Whatever one believes about Native Americans as a racial archetype, however, is not relevant to an adequate understanding of Indian status as a legal phenomenon. Judge O’Connor and others fail to grasp that concept.
By Austin Vance, starting on page 12, here.
Indigenous people in Canada are giving the world a demonstration of the power of nonviolent action. The justness of their cause — defending the land from those who would destroy it for short term profit and the elimination of a habitable climate on earth — combined with their courage and the absence on their part of cruelty or hatred, has the potential to create a much larger movement, which is of course the key to success.
Solidarity of the longest victims of western imperialism with the newest ones is a source of great potential for justice in the world.
But I mentioned the war-oil-genocide problem. What does any of this have to do with genocide? Well, genocide is an act “committed with intent to destroy, in whole or in part, a national, ethnical, racial, or religious group.” Such an act can involve murder or kidnapping or both or neither. Such an act can “physically” harm no one.
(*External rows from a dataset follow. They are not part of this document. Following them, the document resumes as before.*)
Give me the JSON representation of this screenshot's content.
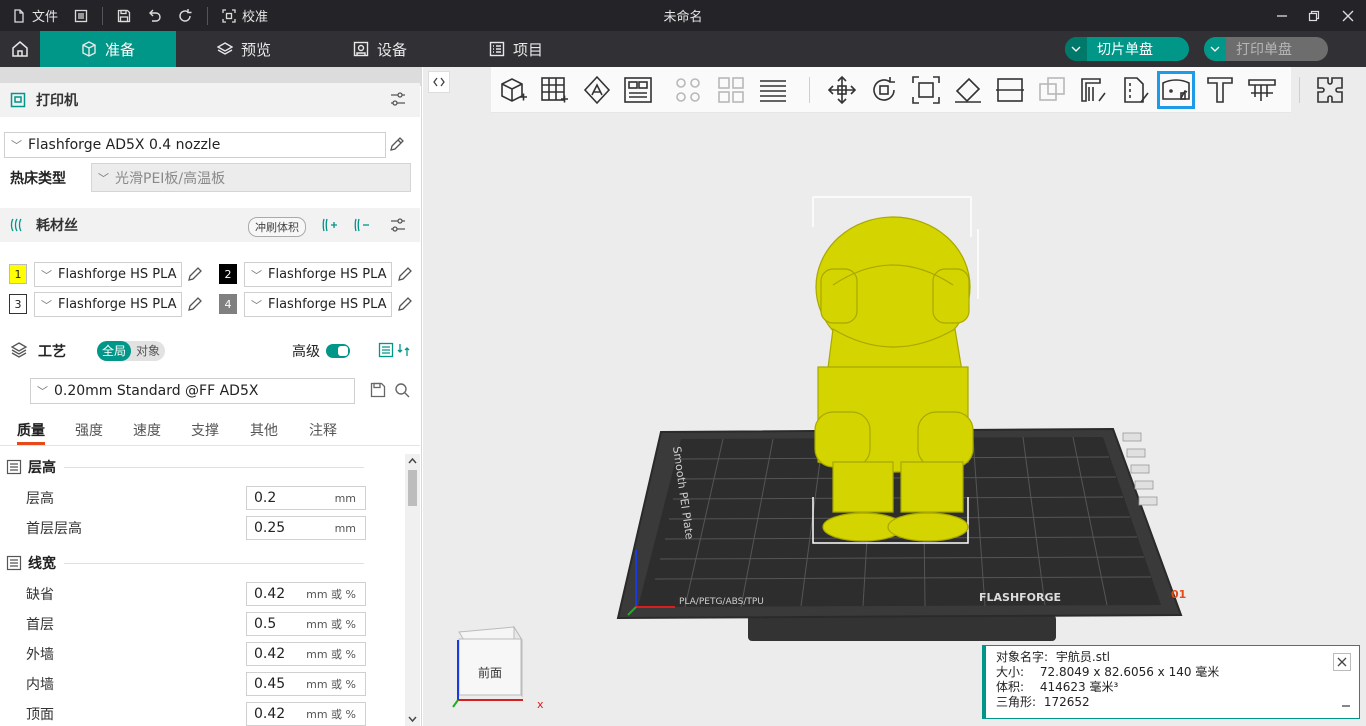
{
  "titlebar": {
    "file_label": "文件",
    "calibrate_label": "校准",
    "window_title": "未命名"
  },
  "nav": {
    "tabs": [
      {
        "label": "准备",
        "icon": "cube-icon"
      },
      {
        "label": "预览",
        "icon": "layers-icon"
      },
      {
        "label": "设备",
        "icon": "monitor-icon"
      },
      {
        "label": "项目",
        "icon": "list-icon"
      }
    ],
    "slice_label": "切片单盘",
    "print_label": "打印单盘"
  },
  "printer": {
    "section_title": "打印机",
    "profile": "Flashforge AD5X 0.4 nozzle",
    "bed_type_label": "热床类型",
    "bed_type_value": "光滑PEI板/高温板"
  },
  "filament": {
    "section_title": "耗材丝",
    "flush_label": "冲刷体积",
    "slots": [
      {
        "num": "1",
        "color": "#ffff00",
        "text_color": "#222222",
        "name": "Flashforge HS PLA"
      },
      {
        "num": "2",
        "color": "#000000",
        "text_color": "#ffffff",
        "name": "Flashforge HS PLA"
      },
      {
        "num": "3",
        "color": "#ffffff",
        "text_color": "#222222",
        "name": "Flashforge HS PLA"
      },
      {
        "num": "4",
        "color": "#808080",
        "text_color": "#ffffff",
        "name": "Flashforge HS PLA"
      }
    ]
  },
  "process": {
    "section_title": "工艺",
    "scope_global": "全局",
    "scope_object": "对象",
    "advanced_label": "高级",
    "profile": "0.20mm Standard @FF AD5X",
    "tabs": [
      "质量",
      "强度",
      "速度",
      "支撑",
      "其他",
      "注释"
    ],
    "groups": [
      {
        "title": "层高",
        "params": [
          {
            "label": "层高",
            "value": "0.2",
            "unit": "mm"
          },
          {
            "label": "首层层高",
            "value": "0.25",
            "unit": "mm"
          }
        ]
      },
      {
        "title": "线宽",
        "params": [
          {
            "label": "缺省",
            "value": "0.42",
            "unit": "mm 或 %"
          },
          {
            "label": "首层",
            "value": "0.5",
            "unit": "mm 或 %"
          },
          {
            "label": "外墙",
            "value": "0.42",
            "unit": "mm 或 %"
          },
          {
            "label": "内墙",
            "value": "0.45",
            "unit": "mm 或 %"
          },
          {
            "label": "顶面",
            "value": "0.42",
            "unit": "mm 或 %"
          }
        ]
      }
    ]
  },
  "viewport": {
    "view_cube_label": "前面",
    "axis_x": "x",
    "model_color": "#d4d400",
    "plate_text_left": "Smooth PEI Plate",
    "plate_text_bottom": "PLA/PETG/ABS/TPU",
    "plate_brand": "FLASHFORGE",
    "plate_number": "01",
    "object_info": {
      "name_label": "对象名字:",
      "name": "宇航员.stl",
      "size_label": "大小:",
      "size": "72.8049 x 82.6056 x 140 毫米",
      "volume_label": "体积:",
      "volume": "414623 毫米³",
      "triangles_label": "三角形:",
      "triangles": "172652"
    }
  }
}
It can be any one, or more than one, of these five things:
(a) Killing members of the group;
(b) Causing serious bodily or mental harm to members of the group;
(c) Deliberately inflicting on the group conditions of life calculated to bring about its physical destruction in whole or in part;
(d) Imposing measures intended to prevent births within the group;
(e) Forcibly transferring children of the group to another group.
Numerous top Canadian officials over the years have stated clearly that the intention of Canada’s child-removal program was to eliminated Indigenous cultures, to utterly remove “the Indian problem.” Proving the crime of genocide does not require the statement of intent, but in this case, as in Nazi Germany, as in today’s Palestine, and as in most if not all cases, there is no shortage of expressions of genocidal intent. Still, what matters legally is genocidal results, and that is what one can expect from stealing people’s land to frack it, to poison it, to render it uninhabitable.
This is a really serious case. As an adoptee, I am praying that the federal law THE INDIAN CHILD WELFARE ACT of 1978 will stand. Trace